31 Days(s) Ago    👁 70
big changes coming for jselisted firms

The operator of the JSE has proposed easing some listing requirements in a bid to encourage smaller companies to the bourse, removing some of the red tape it says has become an obstacle.

The exchange intends to split its main board into two - what it called a Prime Segment and a General Segment - as part of efforts to streamline regulations to better suit the needs of smaller firms, it said in a statement.

Key reforms proposed for the general segment include granting more flexibility in issuing shares, removing fairness opinions for certain transactions, and simplifying financial reporting requirements.

"It is crucial for us to take all necessary measures to encourage inbound investment and boost confidence among local and international investors," said Andre Visser, director of issuer regulation at the JSE.

"This restructured environment will likely attract more investment and retain current listings, enhancing the overall health of our capital market."

South Africa's main stock exchange has been losing listings as companies grapple with difficult regulatory and funding conditions, making it less attractive to raise capital through initial public offerings.

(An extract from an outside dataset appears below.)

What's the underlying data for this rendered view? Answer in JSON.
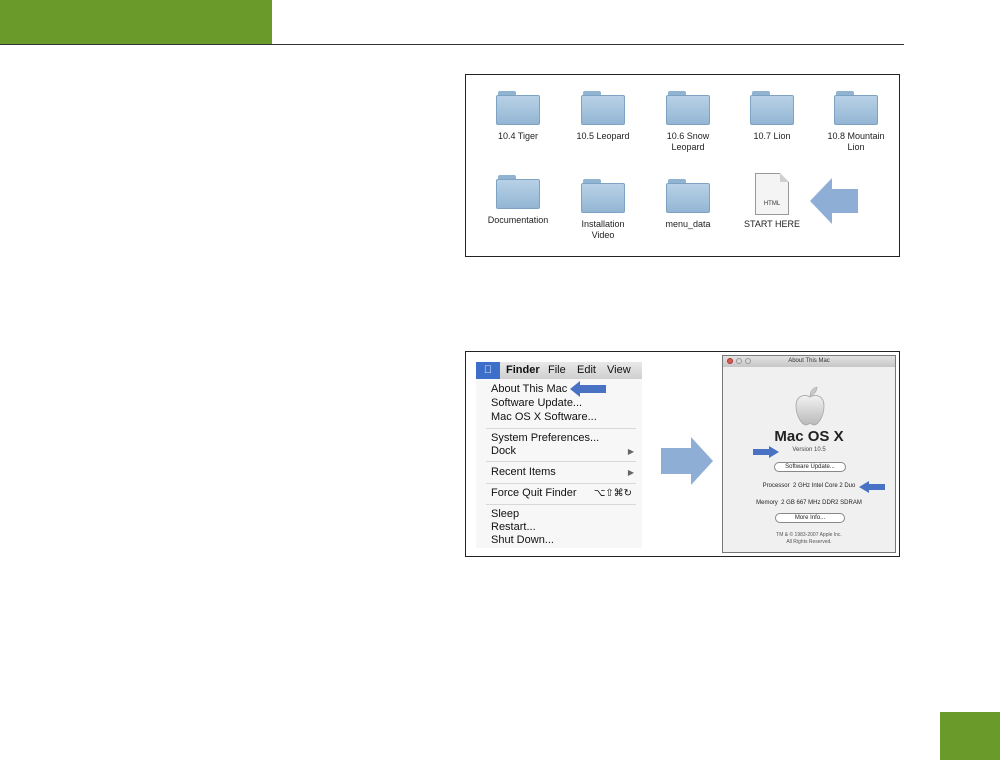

The FTSE/JSE Africa All Share Index currently has 122 companies, down from 143 at the start of 2022 and 165 in 2012.

Public feedback on the latest proposal is open until 20 May 2024, and the plans require approval from the Financial Sector Conduct Authority.

The details

Here are some details from the JSE's plan:

  • Introducing more flexibility through a general authority to issue shares for cash without shareholders' approval, which may serve as a catalyst for capital raisings, subject to a prescribed limit and other safeguards like pricing parameters;
  • Removing fairness opinions for related-party transactions/corporate actions with more emphasis being placed on shareholders' approval, disclosure and the corporate governance processes applied;
  • Removing of the preparation of pro forma financial information with more emphasis being placed on a detailed narrative explaining the impact on the transaction/corporate action on the financial statements;
  • Introducing larger percentage ratios for category one transactions;
  • Introducing larger percentage ratios for small related-party transactions with more emphasis being placed on disclosure and the corporate governance processes applied;
  • Introducing more flexibility to undertake repurchases of securities;
  • Introducing more flexibility on financial reporting by removing the preparation of either condensed financial statements or annual financial statements/summary financial statements within three months; and
  • Listed companies will only be required to prepare an annual report within four months. Khuleko Siwele and Colleen Goko, (c) 2024 Bloomberg LP